Two vast shimmering objects occupy the centre of the abandoned Schwarzkaue (black changing room) at the General Blumenthal Mine, each revolving around itself. They appear to be machines from the future, as yet unused, or living extra-terrestrial creatures from a sci-fi film. However, these sculptures by the artist Monira Al Qadiri (*1983) are large-scale reproductions of drill bits from the Kuwaiti oil industry. Their iridescent lacquer is reminiscent of the colour spectrum of this black gold and that of pearls. Long before oil was discovered, pearl diving was the most valuable sector of Kuwait’s economy. However, crude oil has long since provided the economic foundations of the country in which Monira Al Qadiri grew up—the commodity is ubiquitous, yet the technology and processes of its exploitation are barely visible to the public. By contrast in the Ruhr Area, where coal mining—like the oil industry in Kuwait—was the main pillar of the economy for a long time, the extraction of natural resources now belongs to the past and the machines that were once used to mine coal can now be seen in museums. Once the oil fields have been exhausted, this might also someday be the case in Kuwait.
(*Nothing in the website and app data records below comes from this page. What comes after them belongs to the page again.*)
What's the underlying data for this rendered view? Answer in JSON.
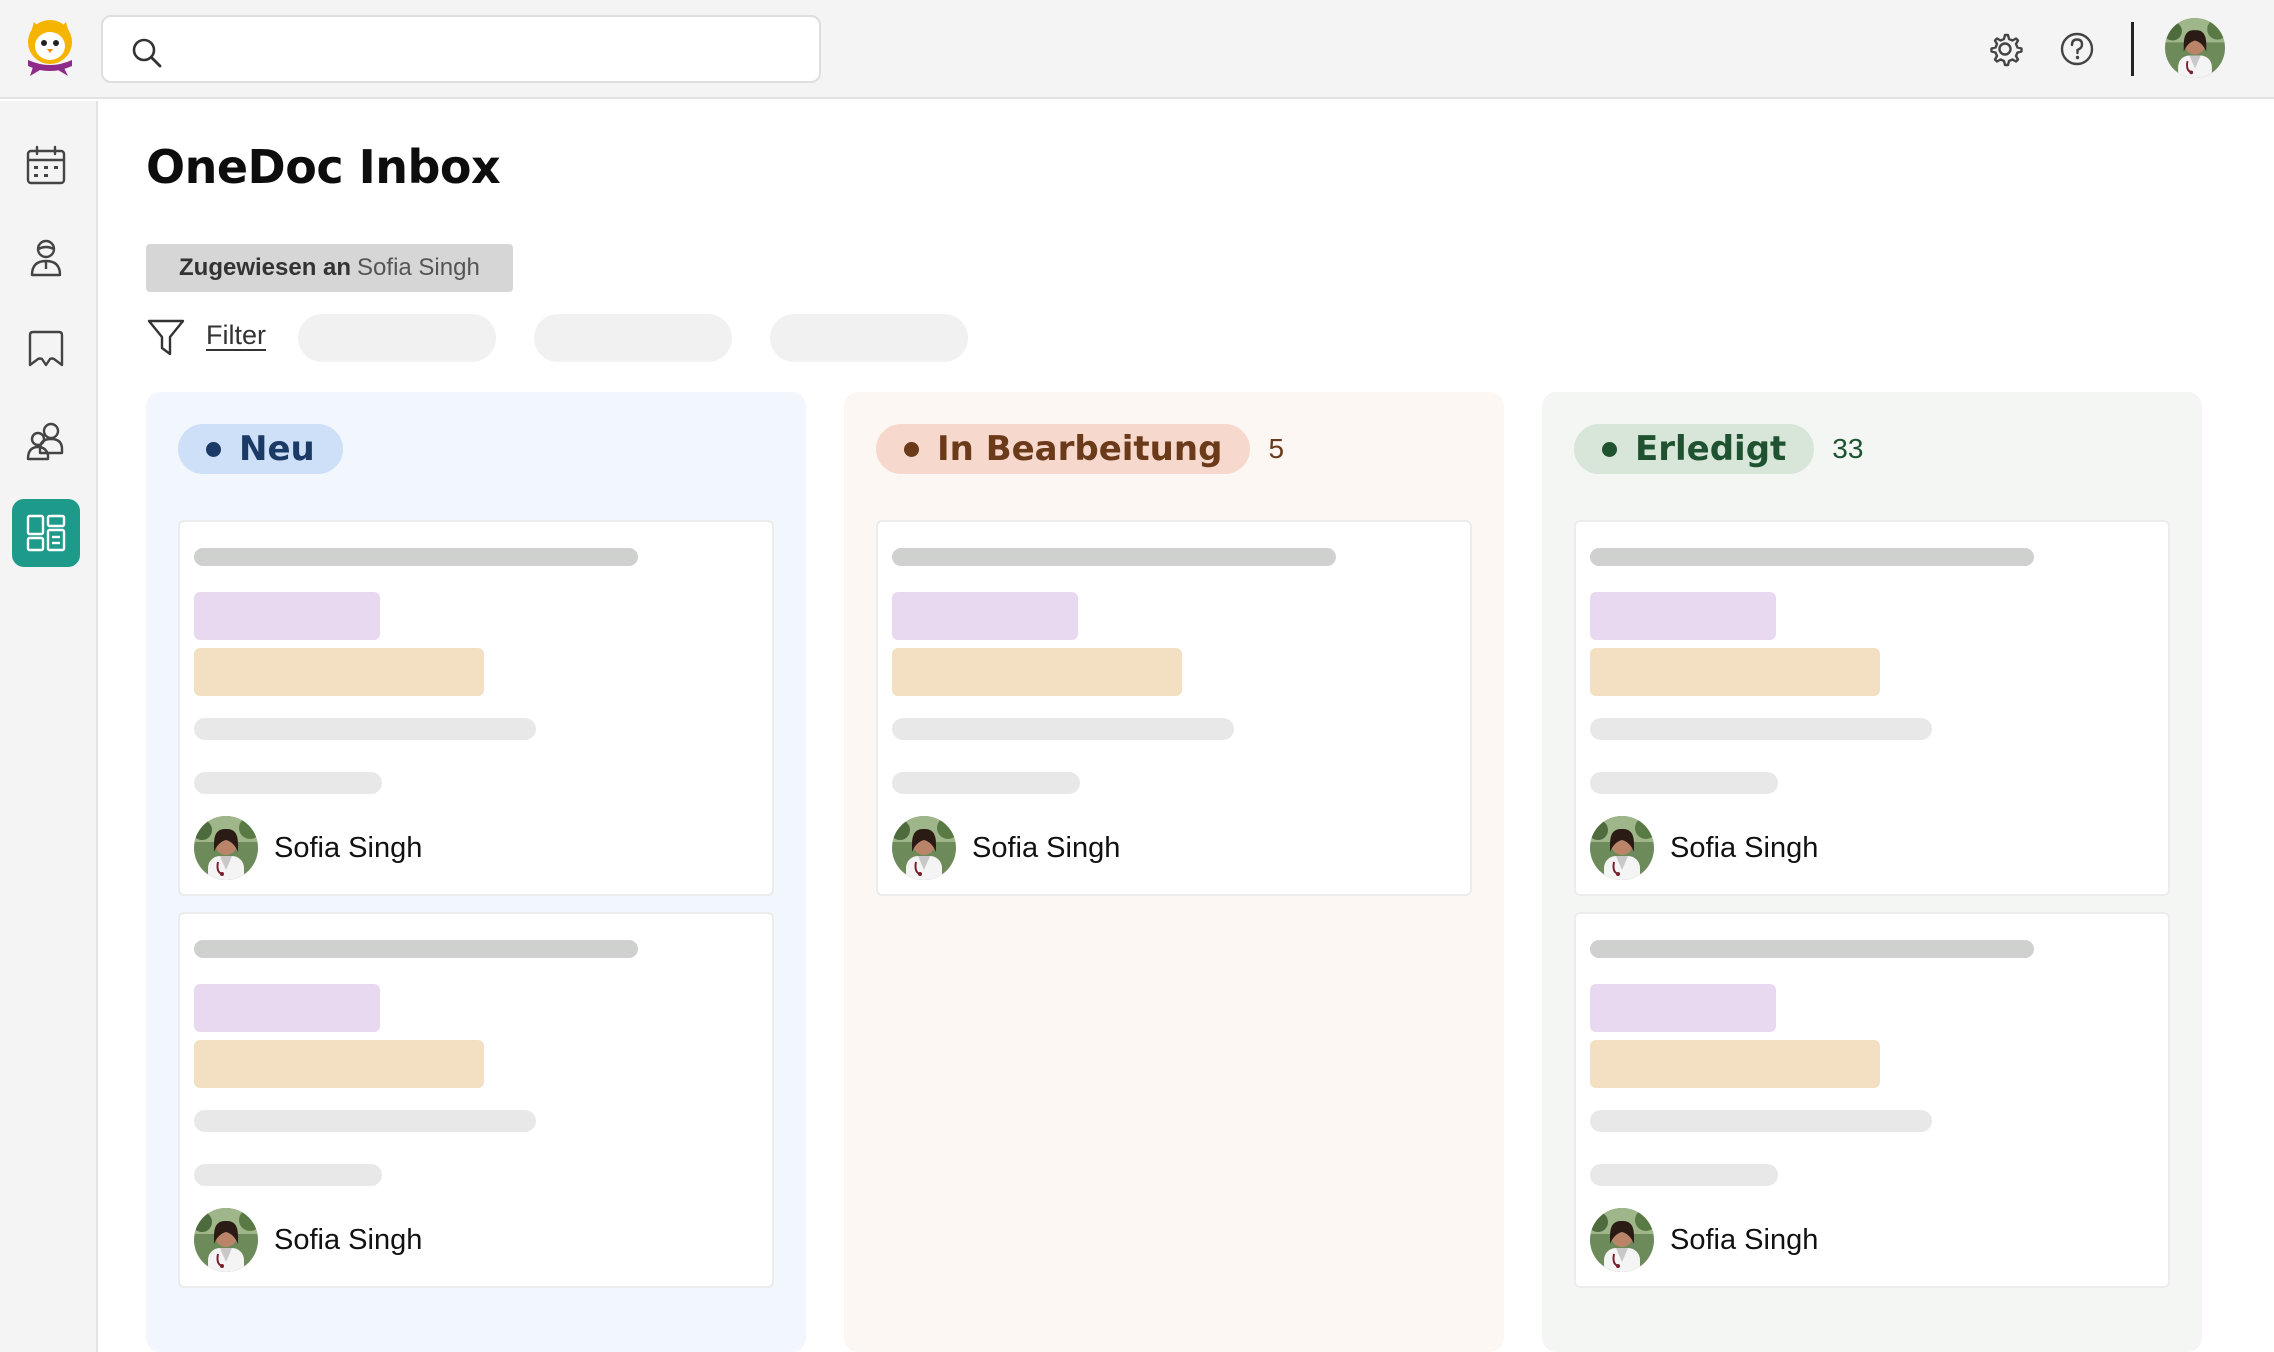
{
  "page": {
    "title": "OneDoc Inbox"
  },
  "header": {
    "search_placeholder": "",
    "icons": [
      "search-icon",
      "gear-icon",
      "help-icon",
      "avatar"
    ]
  },
  "sidebar": {
    "items": [
      {
        "icon": "calendar-icon",
        "active": false
      },
      {
        "icon": "patient-icon",
        "active": false
      },
      {
        "icon": "messages-icon",
        "active": false
      },
      {
        "icon": "team-icon",
        "active": false
      },
      {
        "icon": "board-icon",
        "active": true
      }
    ],
    "active_color": "#1d9a8a"
  },
  "assigned_chip": {
    "prefix": "Zugewiesen an",
    "value": "Sofia Singh"
  },
  "filter": {
    "label": "Filter"
  },
  "columns": [
    {
      "label": "Neu",
      "count": "",
      "color": "#1c3a66",
      "bg": "#cde0f8",
      "cards": [
        {
          "assignee": "Sofia Singh"
        },
        {
          "assignee": "Sofia Singh"
        }
      ]
    },
    {
      "label": "In Bearbeitung",
      "count": "5",
      "color": "#6b3a1a",
      "bg": "#f6d9cc",
      "cards": [
        {
          "assignee": "Sofia Singh"
        }
      ]
    },
    {
      "label": "Erledigt",
      "count": "33",
      "color": "#1f5230",
      "bg": "#d7e6d9",
      "cards": [
        {
          "assignee": "Sofia Singh"
        },
        {
          "assignee": "Sofia Singh"
        }
      ]
    }
  ]
}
This country in the Middle East repeatedly plays a role in Monira Al Qadiri’s works—whether in exploring the cultural history of pearl diving, the pop culture of her teenage years with its heavy American influences or experiences of the Gulf War, which she witnessed as a child. Despite the complexity of her themes, she approaches them with considerable humour in her installations, performances and sculptures.
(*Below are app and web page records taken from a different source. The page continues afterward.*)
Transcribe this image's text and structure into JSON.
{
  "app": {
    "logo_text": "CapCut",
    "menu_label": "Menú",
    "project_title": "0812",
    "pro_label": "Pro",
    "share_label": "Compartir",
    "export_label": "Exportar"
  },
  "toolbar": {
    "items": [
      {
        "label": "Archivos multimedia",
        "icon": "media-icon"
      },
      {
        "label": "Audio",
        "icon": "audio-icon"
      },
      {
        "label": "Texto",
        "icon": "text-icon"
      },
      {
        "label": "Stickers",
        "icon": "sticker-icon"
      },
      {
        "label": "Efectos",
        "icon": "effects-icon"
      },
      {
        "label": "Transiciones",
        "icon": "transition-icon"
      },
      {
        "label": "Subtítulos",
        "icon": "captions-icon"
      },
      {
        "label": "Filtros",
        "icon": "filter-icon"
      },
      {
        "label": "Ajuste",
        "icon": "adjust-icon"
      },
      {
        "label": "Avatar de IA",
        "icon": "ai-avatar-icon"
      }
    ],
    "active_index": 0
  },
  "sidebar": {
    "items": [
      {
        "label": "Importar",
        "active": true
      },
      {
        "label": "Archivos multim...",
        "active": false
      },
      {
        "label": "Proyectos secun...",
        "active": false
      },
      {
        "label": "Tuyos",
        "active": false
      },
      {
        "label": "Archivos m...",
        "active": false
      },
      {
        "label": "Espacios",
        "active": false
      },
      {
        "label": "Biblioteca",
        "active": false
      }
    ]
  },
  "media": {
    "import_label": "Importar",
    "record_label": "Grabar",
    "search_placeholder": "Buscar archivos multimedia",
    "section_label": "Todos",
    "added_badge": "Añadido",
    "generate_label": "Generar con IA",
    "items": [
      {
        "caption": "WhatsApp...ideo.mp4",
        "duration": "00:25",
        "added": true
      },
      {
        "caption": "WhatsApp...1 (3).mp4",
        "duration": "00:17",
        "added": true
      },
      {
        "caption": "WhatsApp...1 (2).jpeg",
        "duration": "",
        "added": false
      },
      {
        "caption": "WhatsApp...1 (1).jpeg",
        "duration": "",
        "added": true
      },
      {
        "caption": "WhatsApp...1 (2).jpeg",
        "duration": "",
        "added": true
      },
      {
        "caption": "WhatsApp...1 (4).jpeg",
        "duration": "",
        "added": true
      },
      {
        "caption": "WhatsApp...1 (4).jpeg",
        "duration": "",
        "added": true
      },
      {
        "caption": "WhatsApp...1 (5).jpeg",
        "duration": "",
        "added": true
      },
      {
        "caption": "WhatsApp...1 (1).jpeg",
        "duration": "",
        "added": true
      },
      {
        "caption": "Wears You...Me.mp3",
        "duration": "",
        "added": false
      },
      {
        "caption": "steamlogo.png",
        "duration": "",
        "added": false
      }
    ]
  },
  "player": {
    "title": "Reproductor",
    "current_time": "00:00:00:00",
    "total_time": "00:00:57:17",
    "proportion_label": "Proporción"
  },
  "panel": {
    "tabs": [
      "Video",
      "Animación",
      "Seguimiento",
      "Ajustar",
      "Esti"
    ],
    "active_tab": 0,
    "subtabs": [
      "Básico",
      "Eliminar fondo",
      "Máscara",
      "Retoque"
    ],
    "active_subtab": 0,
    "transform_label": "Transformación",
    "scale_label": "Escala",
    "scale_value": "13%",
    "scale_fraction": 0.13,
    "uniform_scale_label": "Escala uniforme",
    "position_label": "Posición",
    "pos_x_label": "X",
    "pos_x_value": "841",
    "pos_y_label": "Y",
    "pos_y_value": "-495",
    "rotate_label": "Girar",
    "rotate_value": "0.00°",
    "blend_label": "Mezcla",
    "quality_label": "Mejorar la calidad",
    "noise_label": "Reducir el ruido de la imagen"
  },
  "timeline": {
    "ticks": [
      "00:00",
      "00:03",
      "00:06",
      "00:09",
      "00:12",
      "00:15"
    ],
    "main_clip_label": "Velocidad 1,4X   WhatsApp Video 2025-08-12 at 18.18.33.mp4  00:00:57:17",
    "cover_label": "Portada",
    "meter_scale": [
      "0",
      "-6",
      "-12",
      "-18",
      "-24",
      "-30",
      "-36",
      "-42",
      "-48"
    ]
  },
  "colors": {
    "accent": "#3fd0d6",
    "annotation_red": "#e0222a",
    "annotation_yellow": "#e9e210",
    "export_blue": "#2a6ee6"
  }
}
Due to the ongoing pandemic and the current COVID-19 regulations all art sites will remain temporarily closed. We will inform here and via all our communication channels as soon as the situation changes.
Admission is free.
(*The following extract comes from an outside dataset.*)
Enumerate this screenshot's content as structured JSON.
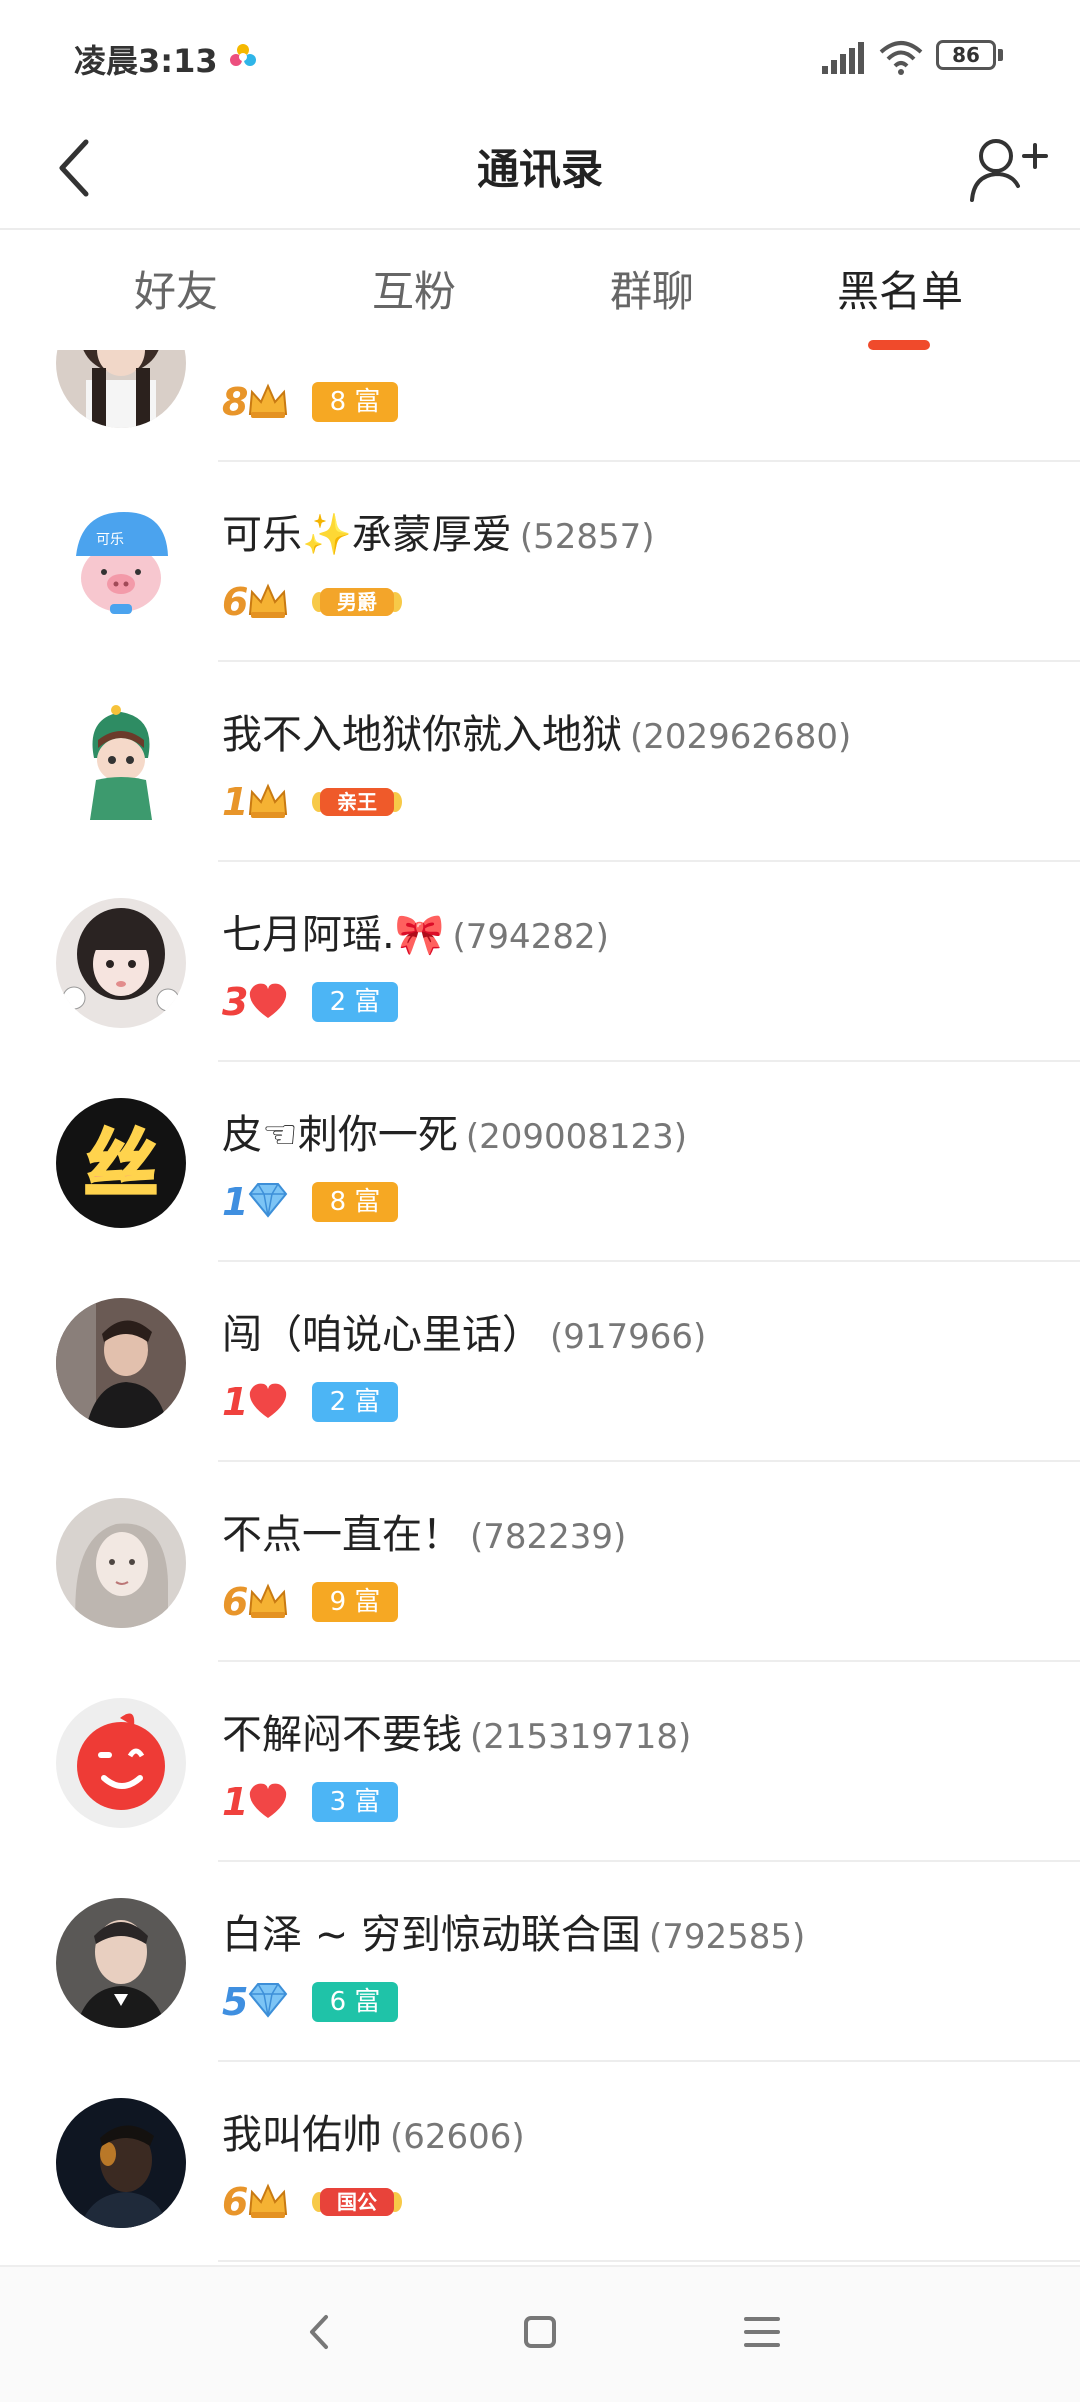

Zeche General Blumenthal
It takes about 15 minutes by bike from the main rail-way station to the colliery. By public transport, the colliery can be reached from Recklinghausen main station by bus 214 and 270.